This is the first time since 1999 that all members of Kansas' congressional delegation are Republican. But this is also a junior group.
Like Pompeo, Kevin Yoder of the 3rd District and Tim Huelskamp of the 1st will be freshman representatives. Lynn Jenkins of the 2nd is going into her second term. Jerry Moran will be in his first year as a senator, although he's wrapping up his 14th year in the House.
On the other hand, they have plenty of company. There will be 94 new representatives — 85 Republicans, nine Democrats. That's about six times the normal turnover rate.
"The good news is there is a lot of change," Pompeo said. "So while we're pretty junior, there was a lot of seniority that left with the election. We think we're in pretty good shape."
He has landed a spot on the House Energy and Commerce Committee, which handles public health as well as energy and interstate commerce matters.
Cutting spending will be Pompeo's top priority. He knows that means taking on both sides of the aisle.
"Look, I've talked a lot about President Obama," he said. "There are so many of his policies that I disagree with sharply. But this spending issue is something that has taken place under Republicans and Democrats for a long time. This is not strictly a partisan issue."
His targets include eliminating earmarks. During a GOP caucus in mid-November, he voted against including earmarks in federal spending.
He acknowledged some earmarks have been beneficial but said the abuse of the process is out of control.
"The less government picks winners and losers, the smaller government we have, the more freedom we have and the more likely it is that entrepreneurs and risk takers will create jobs," he said. "They're deeply connected concepts."
Pompeo said he'll take an approach that puts in place what he called pro-growth tax and regulatory policies while at the same time reducing federal spending.
"Hard decisions, make no mistake about it," he said. "If it were easy to cut spending, we wouldn't be where we are today."
Pompeo said he will join others in attacking the health reform act that was pushed through Congress in July.
The best way to do that is to reopen the process and do it right by bringing in new legislation on the House floor and having a "robust debate about it," he said.
As for Social Security, Pompeo said, "What's obvious is that doing nothing is not an option. There is not a sustainable path to keeping Social Security if we do nothing."
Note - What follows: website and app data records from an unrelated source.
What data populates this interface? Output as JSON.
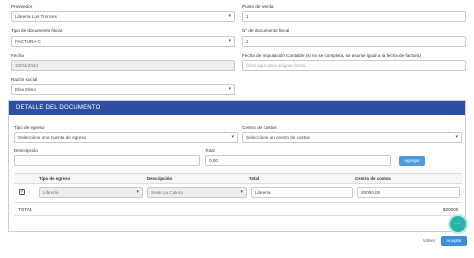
{
  "form": {
    "proveedor": {
      "label": "Proveedor",
      "value": "Librería Los Tronces"
    },
    "punto_venta": {
      "label": "Punto de Venta",
      "value": "1"
    },
    "tipo_doc": {
      "label": "Tipo de documento fiscal",
      "value": "FACTURA C"
    },
    "nro_doc": {
      "label": "N° de documento fiscal",
      "value": "1"
    },
    "fecha": {
      "label": "Fecha",
      "value": "10/04/2024"
    },
    "fecha_imputacion": {
      "label": "Fecha de Imputación Contable (si no se completa, se asume igual a la fecha de factura)",
      "placeholder": "Click aquí para asignar fecha"
    },
    "razon_social": {
      "label": "Razón social",
      "value": "Elsa Dimo"
    }
  },
  "detalle": {
    "title": "DETALLE DEL DOCUMENTO",
    "tipo_egreso": {
      "label": "Tipo de egreso",
      "value": "Seleccione una cuenta de egreso"
    },
    "centro_costos": {
      "label": "Centro de costos",
      "value": "Seleccione un centro de costos"
    },
    "descripcion": {
      "label": "Descripción",
      "value": ""
    },
    "total": {
      "label": "Total",
      "value": "0,00"
    },
    "agregar_label": "Agregar",
    "table": {
      "headers": [
        "Tipo de egreso",
        "Descripción",
        "Total",
        "Centro de costos"
      ],
      "rows": [
        {
          "checked": true,
          "tipo": "Librería",
          "descripcion": "Sede La Calera",
          "total": "Librería",
          "centro": "20000,00"
        }
      ]
    },
    "total_label": "TOTAL",
    "total_value": "$20000"
  },
  "actions": {
    "volver": "Volver",
    "aceptar": "Aceptar"
  },
  "colors": {
    "header_bg": "#2e4fa1",
    "accent": "#4a9be0",
    "chat": "#2bb5a8"
  },
  "icons": {
    "chat": "chat-dots-icon",
    "select": "chevron-down-icon",
    "check": "checkmark-icon"
  }
}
He said he supports a plan proposed by Rep. Paul Ryan, R-Wis.
The plan would reduce benefits by gradually raising the retirement age, gradually trimming benefits for the top 70 percent of earners and guaranteeing a higher minimum benefit to low-income retirees.
Workers under 55 would also have the option of investing some or all of their Social Security payments in a controlled set of investment options.
"I want to make sure Social Security is around not only for my father, who is 83, but for my son, who is 20," Pompeo said. "We've got to do something."
He learned something about the mindset of other freshman representatives while going through an orientation with them in Washington last month.
"I was impressed with the seriousness of the group," he said. "Most of them campaigned on the same set of issues as I did. They were hearing the same things from the American people, 'Hey, you've got to take this on.' "
That included a couple of Democrats that he spoke with at length.
But he said it all comes down to staying on task. That's how he approached his role as a tank platoon leader.
"We needed to train every day so if we had to execute our mission, we were ready," Pompeo said, "and we wouldn't look back and say, 'Gosh, I wish we had trained that day instead of doing something different.'
"I think about this task the same way. We have to spend every moment just focused on the things we said we would do and working closely with the other 434 members of the House to convince them those are the things" that are right for the country.
At 9 a.m. on Jan. 3, the former fifth-grade Sunday school teacher will get the keys to his new office at 107 Cannon, and he can get to work.
Luck will have nothing to do with the results.